American Airlines Bans Emotional Support Animals
American Airlines is the latest domestic carrier to announce a ban on emotional support animals. The move is will force most owners to pay for their pets if they want to bring them along in an American Airlines flight. These fees could generate as much as $60 million a year for the airline.
American Airlines said Tuesday that it will allow animals in the cabin free of charge only if they are trained service dogs. The change takes effect Monday, but passengers who already bought tickets can fly with an emotional support animal until Feb. 1. After that, animals that are not trained service dogs, will only be able to fly in the cargo hold or a kennel that fits under a seat in the cabin. Either way, American Airlines will charge a pet fee that starts at $125 but can go as high as several hundred dollars.
Alaska Airlines was first to announce a ban on emotional support animals, after a new Department of Transportation regulation that says airlines aren’t required to treat emotional support animals as service animals. The federal government reversed the policy that had previously allowed a wide range of animals aboard flights while claiming they were there for emotional support.
The number of passengers flying with companion animals grew rapidly in recent years. Passengers only needed a note from a health professional to prove they needed their emotional support animal.
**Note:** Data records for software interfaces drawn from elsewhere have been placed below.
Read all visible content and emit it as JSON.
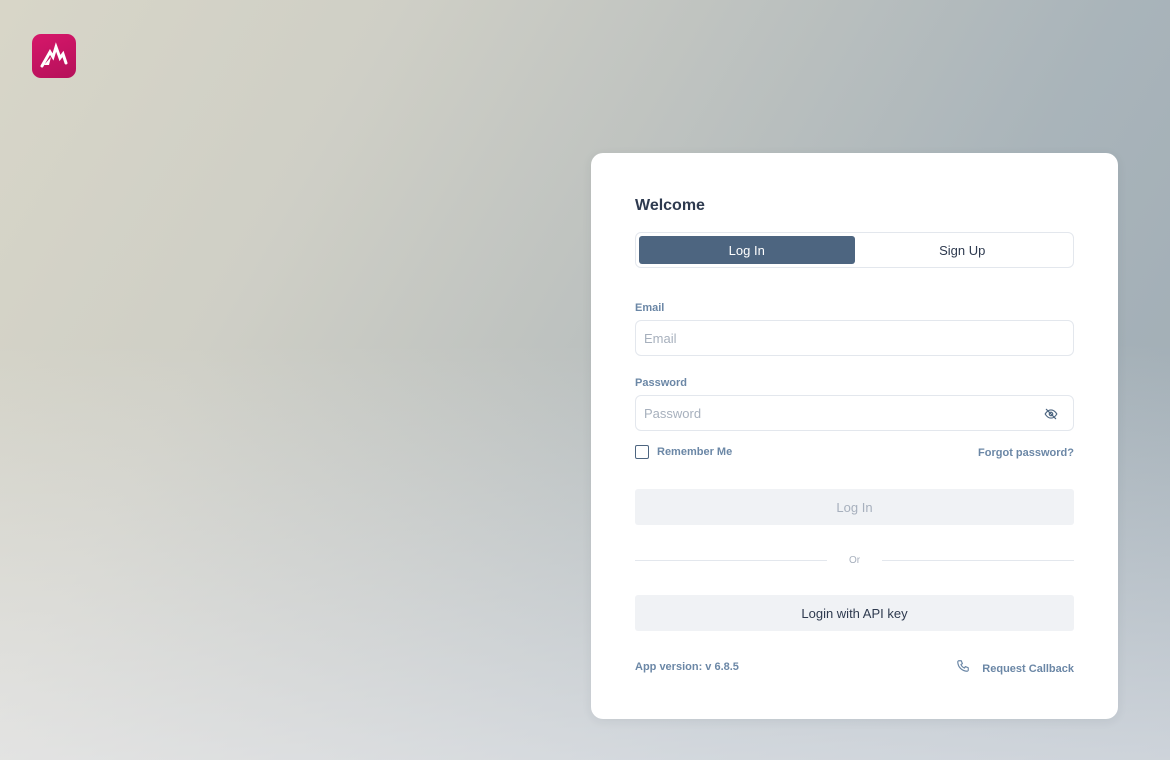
{
  "brand": {
    "logo_icon": "mountain-peak-logo",
    "color": "#c8135f"
  },
  "login_card": {
    "title": "Welcome",
    "tabs": [
      {
        "label": "Log In",
        "active": true
      },
      {
        "label": "Sign Up",
        "active": false
      }
    ],
    "email": {
      "label": "Email",
      "placeholder": "Email",
      "value": ""
    },
    "password": {
      "label": "Password",
      "placeholder": "Password",
      "value": "",
      "toggle_icon": "eye-off-icon"
    },
    "remember_me": {
      "label": "Remember Me",
      "checked": false
    },
    "forgot_password": "Forgot password?",
    "login_button": "Log In",
    "divider_text": "Or",
    "api_key_button": "Login with API key",
    "app_version": "App version: v 6.8.5",
    "request_callback": {
      "label": "Request Callback",
      "icon": "phone-icon"
    }
  },
  "colors": {
    "accent": "#4d6580",
    "label": "#6b87a6",
    "brand": "#c8135f"
  }
}
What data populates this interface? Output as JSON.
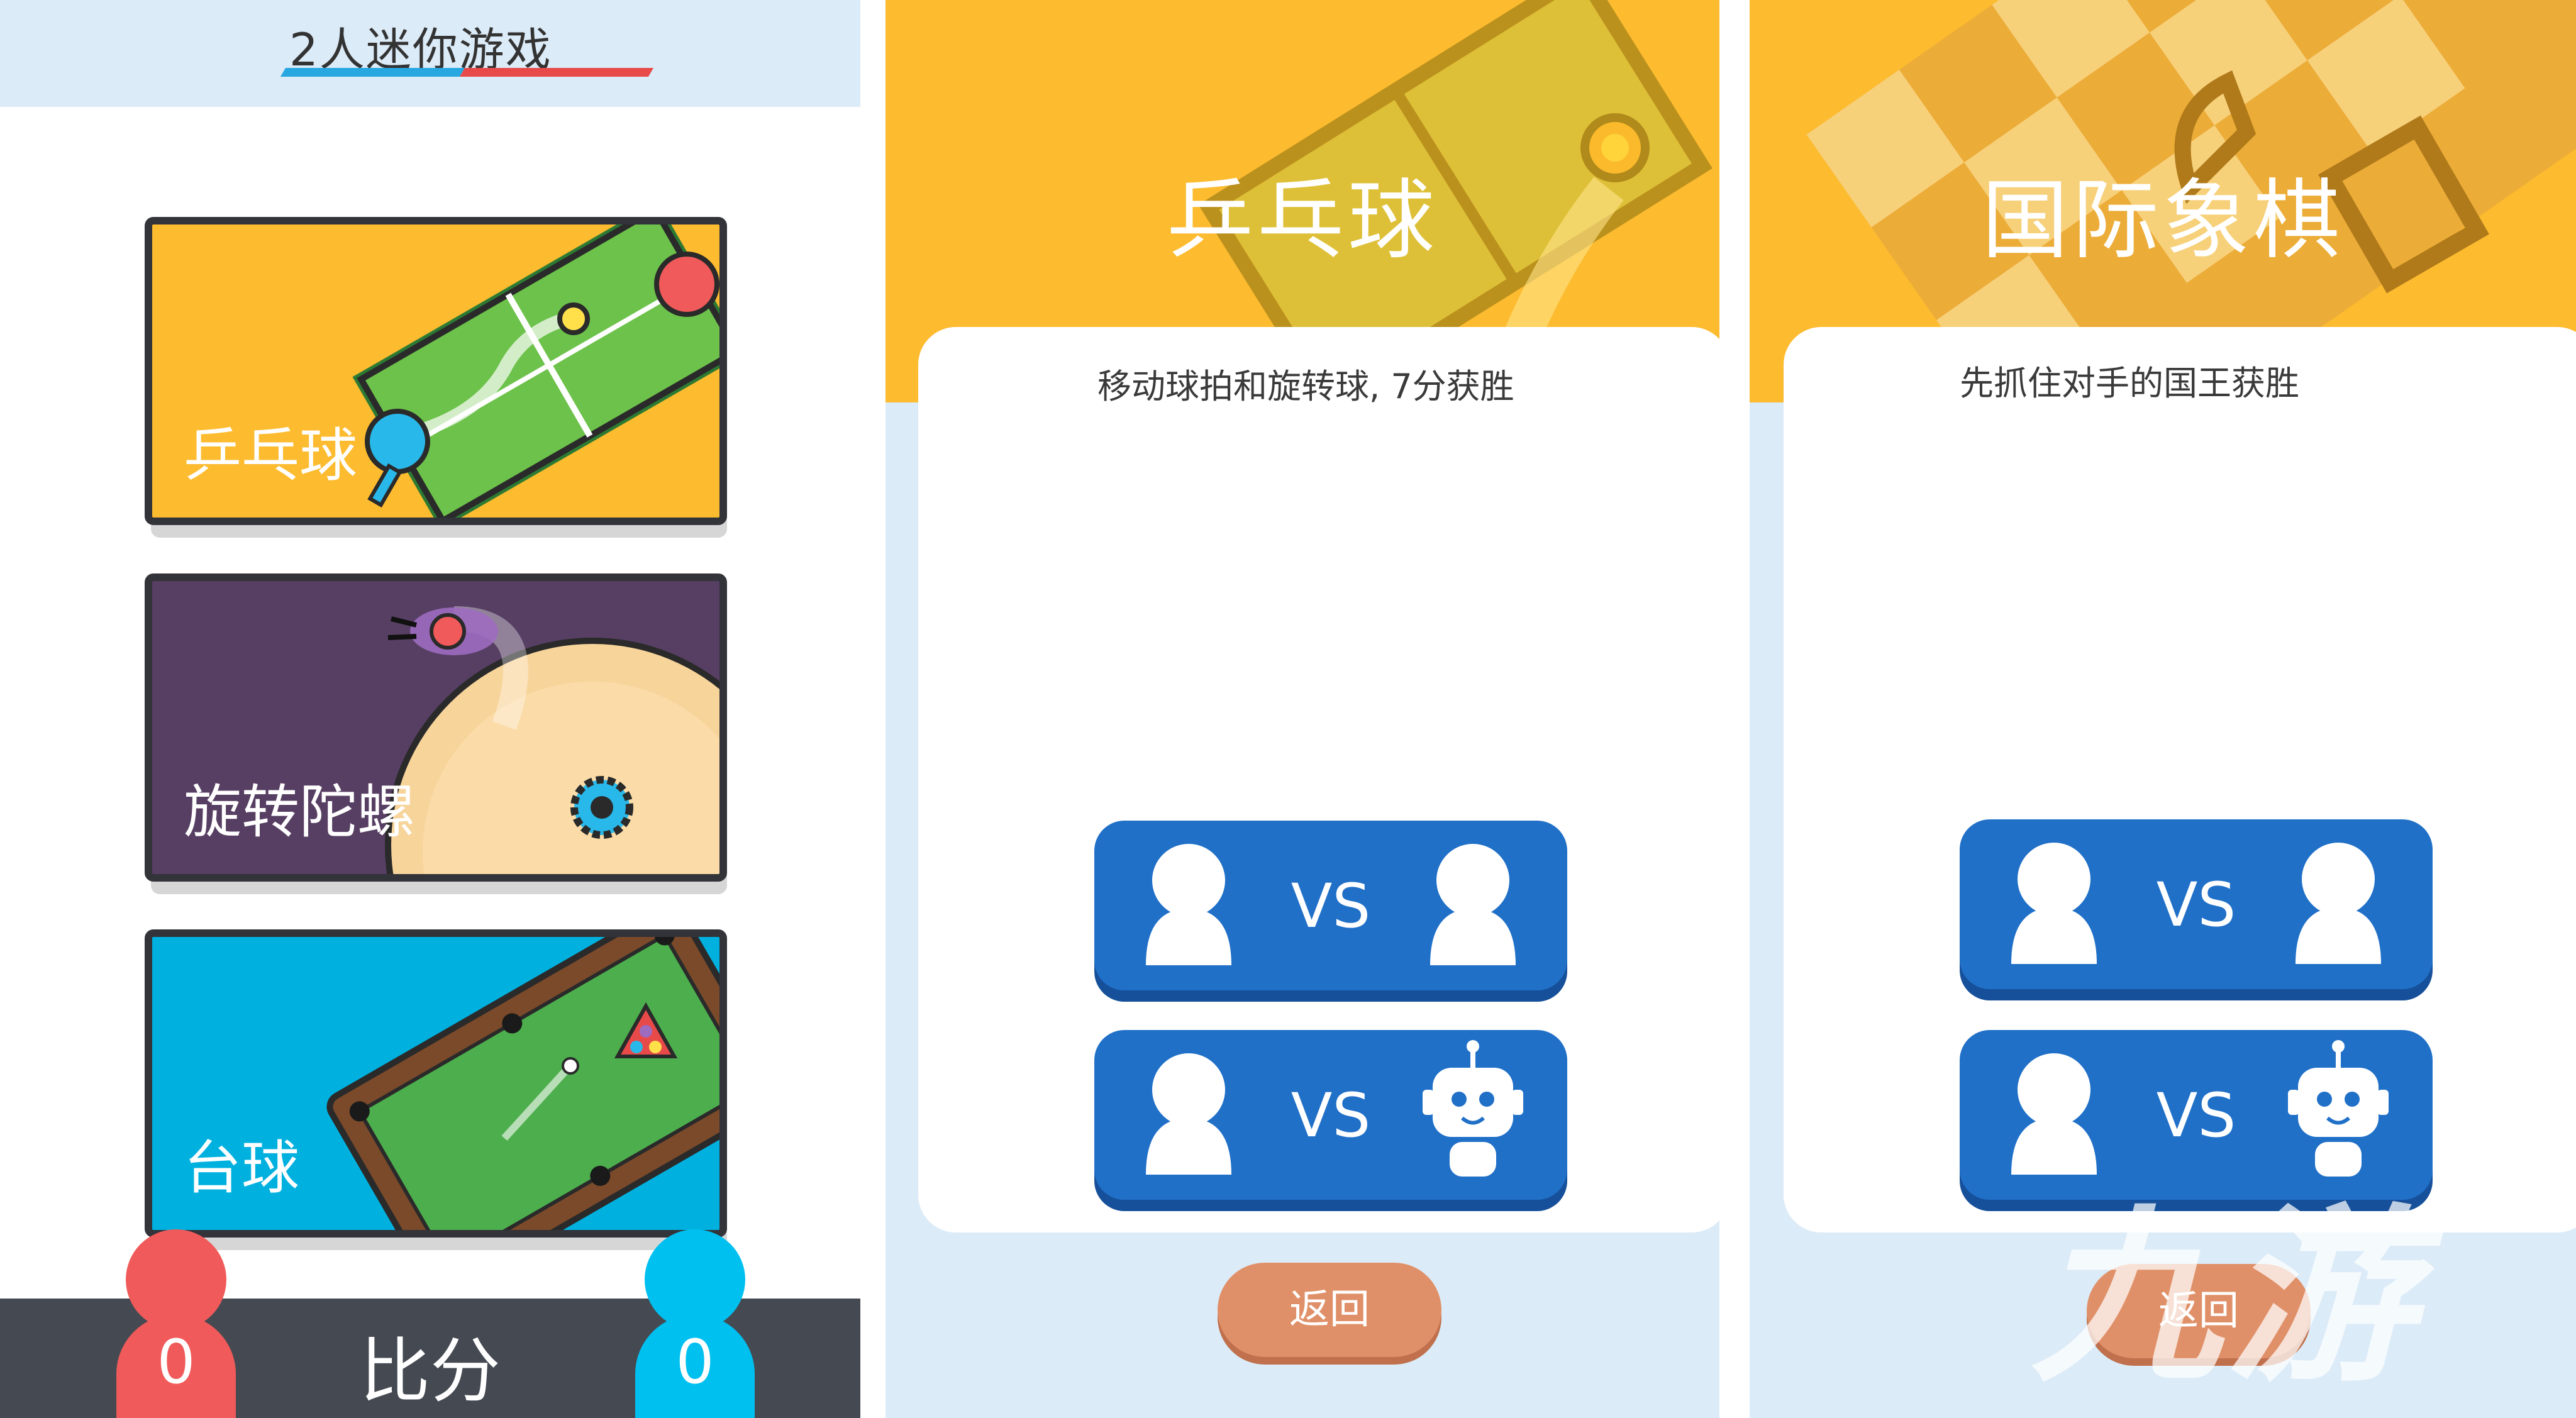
{
  "menu": {
    "app_title": "2人迷你游戏",
    "games": [
      {
        "label": "乒乓球"
      },
      {
        "label": "旋转陀螺"
      },
      {
        "label": "台球"
      }
    ],
    "score": {
      "label": "比分",
      "red": "0",
      "blue": "0"
    }
  },
  "pingpong": {
    "title": "乒乓球",
    "description": "移动球拍和旋转球, 7分获胜",
    "vs_human": "VS",
    "vs_ai": "VS",
    "back": "返回"
  },
  "chess": {
    "title": "国际象棋",
    "description": "先抓住对手的国王获胜",
    "vs_human": "VS",
    "vs_ai": "VS",
    "back": "返回"
  },
  "watermark": "九游",
  "colors": {
    "yellow": "#fdbb2f",
    "purple": "#573f63",
    "cyan": "#00b1e0",
    "button_blue": "#2070c8",
    "back_orange": "#e09068",
    "red_player": "#f05a5a",
    "blue_player": "#00c0f0"
  }
}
Now most domestic carriers have already altered their rules. United Airlines requires its passengers to pay a $125 fee each way for emotional support animals and Southwest Airlines charges $95 each way. Delta won’t allow any emotional support pets on flights longer than eight hours. Any animals under the age of four months are also not allowed regardless of the length of flight.